Regulation of life history determines lifespan of worker honey bees (Apis mellifera L.)

UNCG Author/Contributor (non-UNCG co-authors, if there are any, appear on document)
Olav Rueppell, Associate Professor (Creator)
Institution
The University of North Carolina at Greensboro (UNCG )
Web Site: http://library.uncg.edu/

Abstract: Life expectancy of honey bees (Apis mellifera L.) is of general interest to gerontological research because its variability among different groups of bees is one of the most striking cases of natural plasticity of aging. Worker honey bees spend their first days of adult life working in the nest, then transition to foraging and die between 4 and 8 weeks of age. Foraging is believed to be primarily responsible for the early death of workers. Three large-scale experiments were performed to quantitatively assess the importance of flight activity, chronological age, extrinsic mortality factors and foraging specialization. Forager mortality was higher than in-hive bee mortality. Most importantly however, reducing the external mortality hazards and foraging activity did not lead to the expected strong extension of life. Most of the experimental effects were attributable to an earlier transition from hive tasks to foraging. This transition is accompanied by a significant mortality peak. The age at the onset of foraging is the central variable in worker life-history and behavioral state was found more important than chronological age for honey bee aging. However, mortality risk increased with age and the negative relation between pre- foraging and foraging lifespan indicate some senescence irrespective of behavioral state. Overall, honey bee workers exhibit a logistic mortality dynamic which is mainly caused by the age-dependent transition from a low mortality pre-foraging state to a higher mortality foraging state.

Additional Information
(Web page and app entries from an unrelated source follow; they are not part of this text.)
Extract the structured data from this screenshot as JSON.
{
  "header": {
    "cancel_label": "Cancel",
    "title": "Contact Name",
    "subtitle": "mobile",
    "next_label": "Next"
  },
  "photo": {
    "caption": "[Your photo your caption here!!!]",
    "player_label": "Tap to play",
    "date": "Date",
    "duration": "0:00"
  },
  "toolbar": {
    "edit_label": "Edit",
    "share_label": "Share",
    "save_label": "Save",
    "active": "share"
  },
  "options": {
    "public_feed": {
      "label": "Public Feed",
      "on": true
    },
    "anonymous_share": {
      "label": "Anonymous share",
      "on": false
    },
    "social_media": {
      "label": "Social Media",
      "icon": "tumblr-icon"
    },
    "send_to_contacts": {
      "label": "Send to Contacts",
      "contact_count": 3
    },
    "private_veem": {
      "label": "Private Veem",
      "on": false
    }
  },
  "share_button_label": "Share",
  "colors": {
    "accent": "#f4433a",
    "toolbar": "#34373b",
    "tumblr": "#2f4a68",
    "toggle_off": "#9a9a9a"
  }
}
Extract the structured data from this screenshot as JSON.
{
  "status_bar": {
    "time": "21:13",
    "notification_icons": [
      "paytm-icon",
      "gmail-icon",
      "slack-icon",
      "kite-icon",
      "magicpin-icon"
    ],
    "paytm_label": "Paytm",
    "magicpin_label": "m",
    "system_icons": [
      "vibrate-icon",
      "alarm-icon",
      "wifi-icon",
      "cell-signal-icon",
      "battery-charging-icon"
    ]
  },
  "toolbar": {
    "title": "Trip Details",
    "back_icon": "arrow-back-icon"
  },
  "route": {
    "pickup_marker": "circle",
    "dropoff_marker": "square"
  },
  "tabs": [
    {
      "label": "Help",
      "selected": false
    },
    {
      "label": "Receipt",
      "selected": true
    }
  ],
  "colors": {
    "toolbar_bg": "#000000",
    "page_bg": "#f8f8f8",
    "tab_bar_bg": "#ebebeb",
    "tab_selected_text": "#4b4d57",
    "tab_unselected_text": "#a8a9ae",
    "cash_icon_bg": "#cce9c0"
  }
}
Publication
Experimental Gerontology, 42: 1020-1032
Language: English
Date: 2007
Keywords
Aging, Biodemography, Division of labor, Foraging, Life history, Social insects